    In the Glass

    Pinot Gris is naturally low in acidity but full ripeness is necessary to achieve and showcase its signature flavors and aromas of stone fruit, citrus, honeysuckle, pear and almond. Alsatian styles are aromatic (think rose and honey), richly textured and sometimes relatively higher in alcohol compared to its Italian counterparts. As Pinot Grigio in Italy, the style is often much lighter, charming and fruit driven.

    Perfect Pairings

    The viscosity of a typical Alsatian Pinot Gris allows it to fit in harmoniously with the region's rich foods like pork, charcuterie and foie gras. Pinot Grigio, on the other hand, with its lean, crisp, citrusy freshness, works well as an aperitif wine or with seafood and subtle chicken dishes.
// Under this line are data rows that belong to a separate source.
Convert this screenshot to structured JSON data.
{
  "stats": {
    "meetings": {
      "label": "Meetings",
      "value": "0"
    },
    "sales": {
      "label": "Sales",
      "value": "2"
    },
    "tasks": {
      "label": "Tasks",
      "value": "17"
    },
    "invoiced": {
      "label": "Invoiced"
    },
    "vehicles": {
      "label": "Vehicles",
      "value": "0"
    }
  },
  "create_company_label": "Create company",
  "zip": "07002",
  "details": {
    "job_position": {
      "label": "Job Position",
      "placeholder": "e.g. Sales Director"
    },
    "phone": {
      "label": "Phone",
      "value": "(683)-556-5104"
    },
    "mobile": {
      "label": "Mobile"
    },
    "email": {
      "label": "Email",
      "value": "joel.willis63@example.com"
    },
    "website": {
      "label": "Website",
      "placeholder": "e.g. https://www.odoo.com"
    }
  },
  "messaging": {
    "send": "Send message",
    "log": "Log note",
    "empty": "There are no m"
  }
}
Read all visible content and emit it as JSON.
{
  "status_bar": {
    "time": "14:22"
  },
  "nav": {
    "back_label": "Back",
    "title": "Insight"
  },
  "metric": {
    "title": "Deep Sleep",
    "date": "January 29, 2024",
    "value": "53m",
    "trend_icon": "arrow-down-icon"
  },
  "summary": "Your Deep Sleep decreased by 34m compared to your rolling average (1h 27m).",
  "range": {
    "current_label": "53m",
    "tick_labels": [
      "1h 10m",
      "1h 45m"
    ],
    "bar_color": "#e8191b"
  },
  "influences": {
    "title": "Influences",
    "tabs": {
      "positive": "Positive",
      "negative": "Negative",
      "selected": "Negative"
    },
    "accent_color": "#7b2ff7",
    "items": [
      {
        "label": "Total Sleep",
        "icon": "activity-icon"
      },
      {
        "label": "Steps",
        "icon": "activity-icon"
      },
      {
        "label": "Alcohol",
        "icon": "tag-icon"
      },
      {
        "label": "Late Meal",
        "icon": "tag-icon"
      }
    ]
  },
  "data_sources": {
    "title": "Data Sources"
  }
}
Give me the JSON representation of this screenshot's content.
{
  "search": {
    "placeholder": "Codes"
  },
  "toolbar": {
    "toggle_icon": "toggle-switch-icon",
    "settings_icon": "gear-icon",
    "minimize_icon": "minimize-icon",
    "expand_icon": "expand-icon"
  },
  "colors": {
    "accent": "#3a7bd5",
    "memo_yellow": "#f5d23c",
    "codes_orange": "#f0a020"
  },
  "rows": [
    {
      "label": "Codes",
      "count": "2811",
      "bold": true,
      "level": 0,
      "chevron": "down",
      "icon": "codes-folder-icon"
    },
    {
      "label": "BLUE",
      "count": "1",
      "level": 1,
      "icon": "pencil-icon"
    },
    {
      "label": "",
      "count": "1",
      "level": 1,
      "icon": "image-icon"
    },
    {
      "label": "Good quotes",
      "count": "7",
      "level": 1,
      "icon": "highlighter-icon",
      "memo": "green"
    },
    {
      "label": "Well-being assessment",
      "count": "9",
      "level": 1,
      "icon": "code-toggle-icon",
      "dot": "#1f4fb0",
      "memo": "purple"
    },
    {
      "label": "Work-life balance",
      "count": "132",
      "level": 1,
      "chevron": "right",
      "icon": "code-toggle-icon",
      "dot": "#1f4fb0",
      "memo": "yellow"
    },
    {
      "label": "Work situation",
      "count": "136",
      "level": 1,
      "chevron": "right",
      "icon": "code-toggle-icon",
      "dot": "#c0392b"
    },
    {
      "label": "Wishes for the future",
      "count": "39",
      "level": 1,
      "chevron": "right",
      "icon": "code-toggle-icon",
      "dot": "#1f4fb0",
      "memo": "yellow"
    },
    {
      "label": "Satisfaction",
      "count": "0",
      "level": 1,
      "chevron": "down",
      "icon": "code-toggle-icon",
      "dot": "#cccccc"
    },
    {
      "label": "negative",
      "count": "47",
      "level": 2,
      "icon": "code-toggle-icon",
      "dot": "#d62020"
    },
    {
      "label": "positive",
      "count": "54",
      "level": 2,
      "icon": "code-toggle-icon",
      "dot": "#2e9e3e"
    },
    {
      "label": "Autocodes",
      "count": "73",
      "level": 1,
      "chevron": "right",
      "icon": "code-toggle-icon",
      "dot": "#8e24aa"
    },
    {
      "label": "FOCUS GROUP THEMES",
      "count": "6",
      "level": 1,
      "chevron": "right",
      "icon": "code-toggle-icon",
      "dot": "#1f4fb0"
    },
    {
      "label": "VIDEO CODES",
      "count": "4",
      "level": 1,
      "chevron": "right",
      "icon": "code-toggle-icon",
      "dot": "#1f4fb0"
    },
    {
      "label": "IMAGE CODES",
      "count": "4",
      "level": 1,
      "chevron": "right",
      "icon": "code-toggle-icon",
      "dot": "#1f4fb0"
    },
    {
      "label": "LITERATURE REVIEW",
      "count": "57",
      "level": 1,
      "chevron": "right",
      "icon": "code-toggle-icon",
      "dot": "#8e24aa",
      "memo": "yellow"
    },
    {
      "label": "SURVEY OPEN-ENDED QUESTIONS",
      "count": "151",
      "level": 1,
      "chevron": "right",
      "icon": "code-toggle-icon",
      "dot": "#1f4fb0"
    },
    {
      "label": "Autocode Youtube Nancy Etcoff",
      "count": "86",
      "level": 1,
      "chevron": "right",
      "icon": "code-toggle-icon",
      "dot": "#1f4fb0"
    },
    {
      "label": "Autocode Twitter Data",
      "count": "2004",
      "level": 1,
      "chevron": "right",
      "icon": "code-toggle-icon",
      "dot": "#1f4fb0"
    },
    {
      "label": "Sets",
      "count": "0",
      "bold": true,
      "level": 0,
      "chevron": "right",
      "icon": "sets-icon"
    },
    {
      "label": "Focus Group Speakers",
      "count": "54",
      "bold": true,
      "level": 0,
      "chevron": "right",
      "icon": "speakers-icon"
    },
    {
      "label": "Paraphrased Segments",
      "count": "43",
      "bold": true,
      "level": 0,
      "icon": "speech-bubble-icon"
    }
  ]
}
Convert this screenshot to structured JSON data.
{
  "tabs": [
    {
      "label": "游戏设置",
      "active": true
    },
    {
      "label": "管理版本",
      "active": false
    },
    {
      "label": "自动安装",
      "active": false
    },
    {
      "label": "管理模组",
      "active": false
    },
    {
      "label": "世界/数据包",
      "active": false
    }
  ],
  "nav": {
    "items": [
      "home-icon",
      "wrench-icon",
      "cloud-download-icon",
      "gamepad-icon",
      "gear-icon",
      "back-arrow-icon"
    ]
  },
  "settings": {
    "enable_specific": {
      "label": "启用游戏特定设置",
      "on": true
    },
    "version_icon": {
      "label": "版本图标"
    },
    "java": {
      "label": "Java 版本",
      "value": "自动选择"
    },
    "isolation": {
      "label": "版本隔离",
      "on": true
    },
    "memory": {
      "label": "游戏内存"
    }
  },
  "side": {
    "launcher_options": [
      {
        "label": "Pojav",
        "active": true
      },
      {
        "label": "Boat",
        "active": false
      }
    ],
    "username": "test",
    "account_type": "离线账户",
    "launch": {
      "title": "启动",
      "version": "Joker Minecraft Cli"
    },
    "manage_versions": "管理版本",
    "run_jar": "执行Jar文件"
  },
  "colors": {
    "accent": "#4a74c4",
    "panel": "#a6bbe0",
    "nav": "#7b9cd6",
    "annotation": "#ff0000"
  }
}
    Sommelier Secret

    Given the color of its berries and aromatic and characterful potential if cared for as it is allowed to fully ripen, the Pinot grigio variety is actually one that is commonly used to make "orange wines." An orange wine is a white wine made in the red wine method, i.e. with fermentation on its skins. This process leads to a wine with more ephemeral aromas, complexity on the palate and a pleasant, light orange hue.

    PAR804441_2001 Item# 54043